Gordon Lightfoot Book, Music and More!

The home of music journalist Nicholas Jennings, author of Lightfoot, the definitive new Gordon Lightfoot biography from Penguin Random House.

Obituary: Mose Scarlett - Keeper of the Flame of Vintage Songs

Mose-11-smaller Photo by Paul Wright
Mose Scarlett specialized in songs from bygone eras – jazz, blues, ragtime and swing – and always dressed the part, neatly turned out in a three-piece suit and fedora or, more informally, a waistcoat and workingman’s flat cap. Within Canadian music, he was an anachronism, a performer cheerfully out of step with the times. But that was also a big part of his charm. Blessed with a deep, resonant singing voice and a self-taught, fingerpicking guitar style often described as stride, Mr. Scarlett was similarly old-fashioned in his personal demeanour. Bruce Cockburn, who met him in 1969 when he and his then future wife, Kitty, stayed at Mr. Scarlett’s apartment in Toronto’s east end, recalls being...
Continue reading
  110 Hits

Music Feature: Peter Tosh - The razor-sharp ring of truth

Peter Tosh
Reggae music, product of the shantytowns of Jamaica, has often echoed the turbulence of its Caribbean birthplace. When reggae star Peter Tosh, 42, was gunned down in his Kingston home on Sept. 11 during an attempted robbery, his murder added yet another violent chapter to the history of The Wailers, the celebrated band that Tosh and Bob Marley founded in 1963 with Bunny Livingstone. No Nuclear War (Capitol), a new collection of Tosh's protest songs, arrived in record stores just a few weeks before his death. Although none of the material matches the standard of "Get Up, Stand Up," the classic anthem Tosh coauthored with Marley, the album does serve as a fitting postscript to his provoca...
Continue reading
  13 Hits

Music Feature: The hypnotic pull of the reggae beat
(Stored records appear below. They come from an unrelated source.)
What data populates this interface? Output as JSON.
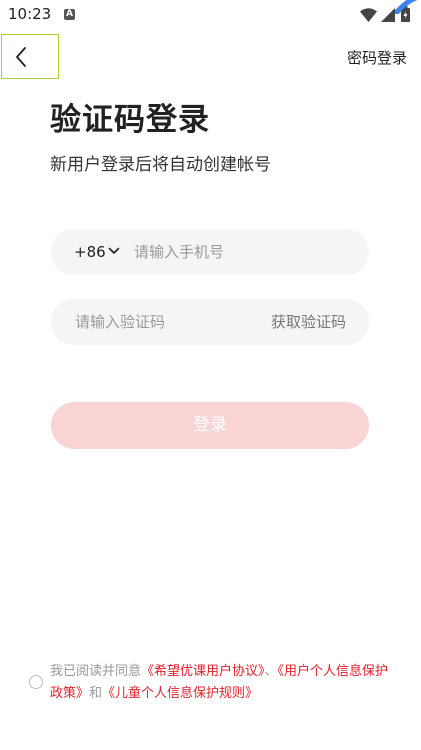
{
  "status_bar": {
    "time": "10:23",
    "notification_icon_letter": "A"
  },
  "nav": {
    "back_icon": "chevron-left-icon",
    "password_login_label": "密码登录"
  },
  "header": {
    "title": "验证码登录",
    "subtitle": "新用户登录后将自动创建帐号"
  },
  "phone": {
    "country_code": "+86",
    "placeholder": "请输入手机号",
    "value": ""
  },
  "code": {
    "placeholder": "请输入验证码",
    "value": "",
    "get_code_label": "获取验证码"
  },
  "login": {
    "label": "登录"
  },
  "agreement": {
    "prefix": "我已阅读并同意",
    "link1": "《希望优课用户协议》",
    "separator": "、",
    "link2": "《用户个人信息保护政策》",
    "conjunction": "和",
    "link3": "《儿童个人信息保护规则》"
  },
  "colors": {
    "accent": "#e1232e",
    "login_disabled_bg": "#f8d4d5",
    "input_bg": "#f5f5f5"
  }
}
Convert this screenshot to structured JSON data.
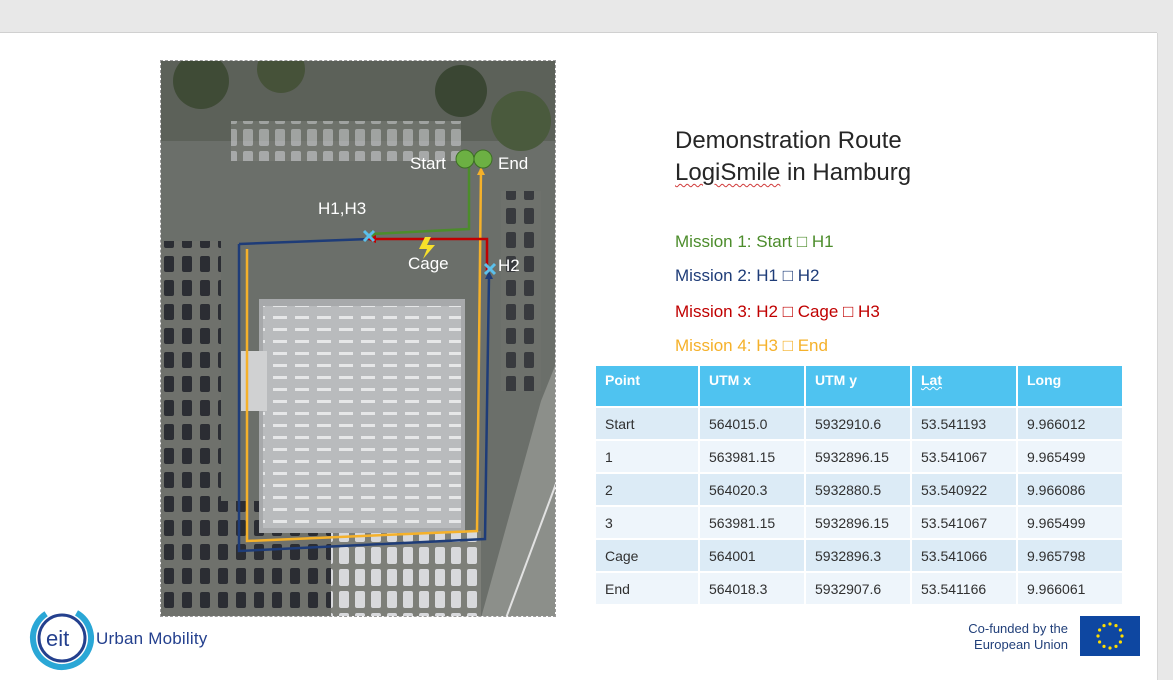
{
  "title": {
    "line1": "Demonstration Route",
    "line2_underlined": "LogiSmile",
    "line2_rest": " in Hamburg"
  },
  "missions": [
    {
      "label": "Mission 1: Start □ H1",
      "color": "#4c8c2b"
    },
    {
      "label": "Mission 2: H1 □ H2",
      "color": "#1e3c78"
    },
    {
      "label": "Mission 3: H2 □ Cage □ H3",
      "color": "#c00000"
    },
    {
      "label": "Mission 4: H3 □ End",
      "color": "#f5b12a"
    }
  ],
  "map_labels": {
    "start": "Start",
    "end": "End",
    "h1h3": "H1,H3",
    "cage": "Cage",
    "h2": "H2"
  },
  "table": {
    "headers": [
      "Point",
      "UTM x",
      "UTM y",
      "Lat",
      "Long"
    ],
    "rows": [
      [
        "Start",
        "564015.0",
        "5932910.6",
        "53.541193",
        "9.966012"
      ],
      [
        "1",
        "563981.15",
        "5932896.15",
        "53.541067",
        "9.965499"
      ],
      [
        "2",
        "564020.3",
        "5932880.5",
        "53.540922",
        "9.966086"
      ],
      [
        "3",
        "563981.15",
        "5932896.15",
        "53.541067",
        "9.965499"
      ],
      [
        "Cage",
        "564001",
        "5932896.3",
        "53.541066",
        "9.965798"
      ],
      [
        "End",
        "564018.3",
        "5932907.6",
        "53.541166",
        "9.966061"
      ]
    ]
  },
  "logo": {
    "text": "Urban Mobility",
    "mark": "eit"
  },
  "eu": {
    "line1": "Co-funded by the",
    "line2": "European Union"
  },
  "colors": {
    "header": "#4fc3f0",
    "row_dark": "#dcebf6",
    "row_light": "#eef5fb",
    "route_green": "#4c8c2b",
    "route_blue": "#1e3c78",
    "route_red": "#c00000",
    "route_orange": "#f5b12a",
    "waypoint": "#5bc0eb"
  }
}
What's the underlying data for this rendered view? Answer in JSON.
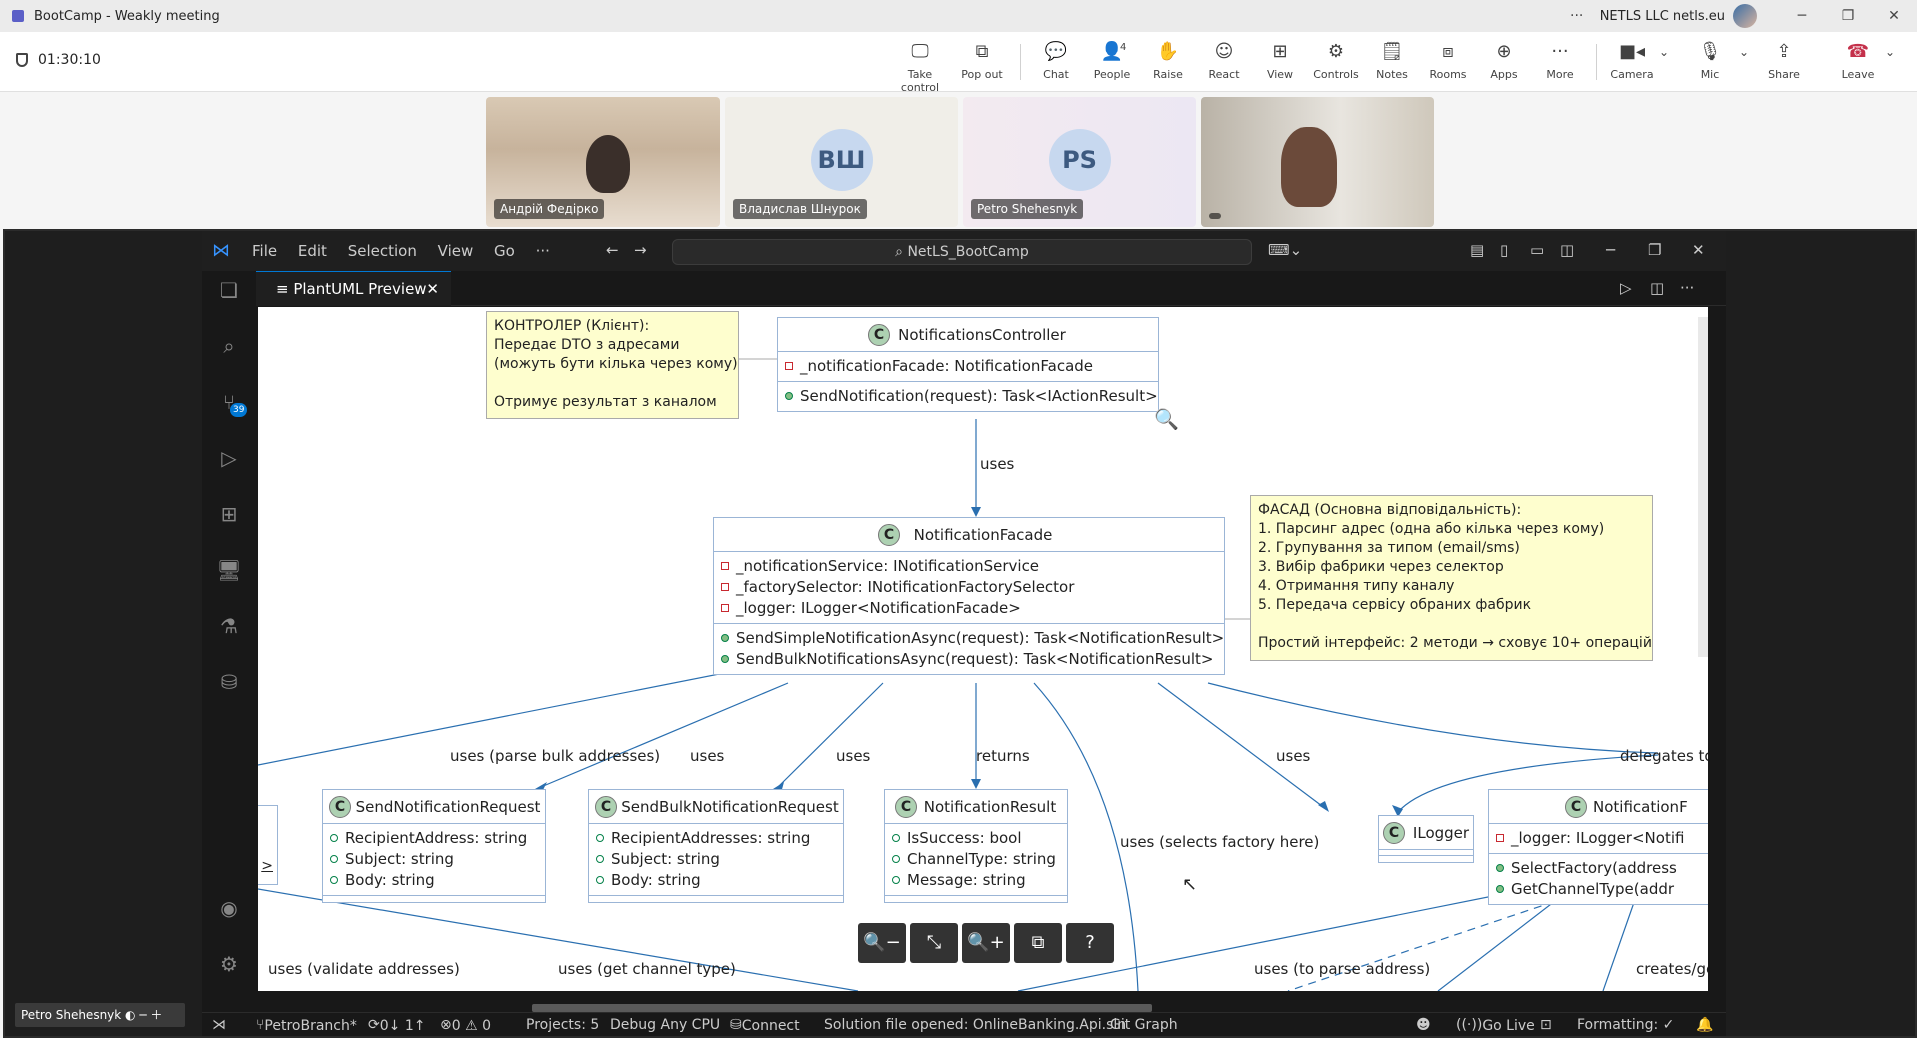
{
  "teams": {
    "window_title": "BootCamp - Weakly meeting",
    "org": "NETLS LLC netls.eu",
    "more": "···",
    "timer": "01:30:10",
    "toolbar": [
      {
        "label": "Take control",
        "icon": "take-control-icon"
      },
      {
        "label": "Pop out",
        "icon": "pop-out-icon"
      },
      {
        "label": "Chat",
        "icon": "chat-icon"
      },
      {
        "label": "People",
        "icon": "people-icon",
        "badge": "4"
      },
      {
        "label": "Raise",
        "icon": "hand-icon"
      },
      {
        "label": "React",
        "icon": "smile-icon"
      },
      {
        "label": "View",
        "icon": "grid-icon"
      },
      {
        "label": "Controls",
        "icon": "shield-gear-icon"
      },
      {
        "label": "Notes",
        "icon": "notes-icon"
      },
      {
        "label": "Rooms",
        "icon": "rooms-icon"
      },
      {
        "label": "Apps",
        "icon": "plus-icon"
      },
      {
        "label": "More",
        "icon": "more-icon"
      },
      {
        "label": "Camera",
        "icon": "camera-icon"
      },
      {
        "label": "Mic",
        "icon": "mic-icon"
      },
      {
        "label": "Share",
        "icon": "share-icon"
      },
      {
        "label": "Leave",
        "icon": "phone-hangup-icon"
      }
    ],
    "participants": [
      {
        "name": "Андрій Федірко",
        "type": "video"
      },
      {
        "name": "Владислав Шнурок",
        "initials": "ВШ",
        "type": "avatar"
      },
      {
        "name": "Petro Shehesnyk",
        "initials": "PS",
        "type": "avatar"
      },
      {
        "name": "",
        "type": "video"
      }
    ],
    "pip_name": "Petro Shehesnyk"
  },
  "vscode": {
    "menu": [
      "File",
      "Edit",
      "Selection",
      "View",
      "Go",
      "···"
    ],
    "search": "NetLS_BootCamp",
    "tab": "PlantUML Preview",
    "scm_badge": "39",
    "status": {
      "branch": "PetroBranch*",
      "sync": "0↓ 1↑",
      "problems": "0 ⚠ 0",
      "projects": "Projects: 5",
      "debug": "Debug Any CPU",
      "connect": "Connect",
      "solution": "Solution file opened: OnlineBanking.Api.sln",
      "git_graph": "Git Graph",
      "go_live": "Go Live",
      "formatting": "Formatting: ✓"
    }
  },
  "diagram": {
    "controller": {
      "name": "NotificationsController",
      "fields": [
        "_notificationFacade: NotificationFacade"
      ],
      "methods": [
        "SendNotification(request): Task<IActionResult>"
      ]
    },
    "facade": {
      "name": "NotificationFacade",
      "fields": [
        "_notificationService: INotificationService",
        "_factorySelector: INotificationFactorySelector",
        "_logger: ILogger<NotificationFacade>"
      ],
      "methods": [
        "SendSimpleNotificationAsync(request): Task<NotificationResult>",
        "SendBulkNotificationsAsync(request): Task<NotificationResult>"
      ]
    },
    "send_req": {
      "name": "SendNotificationRequest",
      "fields": [
        "RecipientAddress: string",
        "Subject: string",
        "Body: string"
      ]
    },
    "bulk_req": {
      "name": "SendBulkNotificationRequest",
      "fields": [
        "RecipientAddresses: string",
        "Subject: string",
        "Body: string"
      ]
    },
    "result": {
      "name": "NotificationResult",
      "fields": [
        "IsSuccess: bool",
        "ChannelType: string",
        "Message: string"
      ]
    },
    "ilogger": {
      "name": "ILogger"
    },
    "selector": {
      "name": "NotificationF",
      "fields": [
        "_logger: ILogger<Notifi"
      ],
      "methods": [
        "SelectFactory(address",
        "GetChannelType(addr"
      ]
    },
    "partial_left": ">",
    "note_controller": "КОНТРОЛЕР (Клієнт):\nПередає DTO з адресами\n(можуть бути кілька через кому)\n\nОтримує результат з каналом",
    "note_facade": "ФАСАД (Основна відповідальність):\n1. Парсинг адрес (одна або кілька через кому)\n2. Групування за типом (email/sms)\n3. Вибір фабрики через селектор\n4. Отримання типу каналу\n5. Передача сервісу обраних фабрик\n\nПростий інтерфейс: 2 методи → сховує 10+ операцій",
    "labels": {
      "uses_top": "uses",
      "parse_bulk": "uses (parse bulk addresses)",
      "uses_a": "uses",
      "uses_b": "uses",
      "returns": "returns",
      "uses_c": "uses",
      "delegates": "delegates to",
      "selects": "uses (selects factory here)",
      "validate": "uses (validate addresses)",
      "channel": "uses (get channel type)",
      "parse_addr": "uses (to parse address)",
      "creates": "creates/ge"
    },
    "zoom_buttons": [
      "🔍−",
      "⤡",
      "🔍+",
      "⧉",
      "?"
    ]
  }
}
Bunny Wailer Bunny Wailer - Photo by David Corio
When Bob Marley died of cancer at 36 in 1981, he received a burial more befitting a king than a musician. His funeral drew the largest crowds in Caribbean history. The Jamaican parliament recessed for 10 days of national mourning, having just awarded him an Order of Merit. As millions mourned the passing of reggae music’s first major star, music industry insiders predicted that reggae— with its bass-heavy beat and its lyrical links to the island’s mystical Rastafarian religion— would soon fade away. But the forecast was wrong. Despite the death of its leading practitioner and reggae’s continuing struggle for airplay on North American radio stations, its appeal keeps spreading. This summer, r...
Continue reading
  15 Hits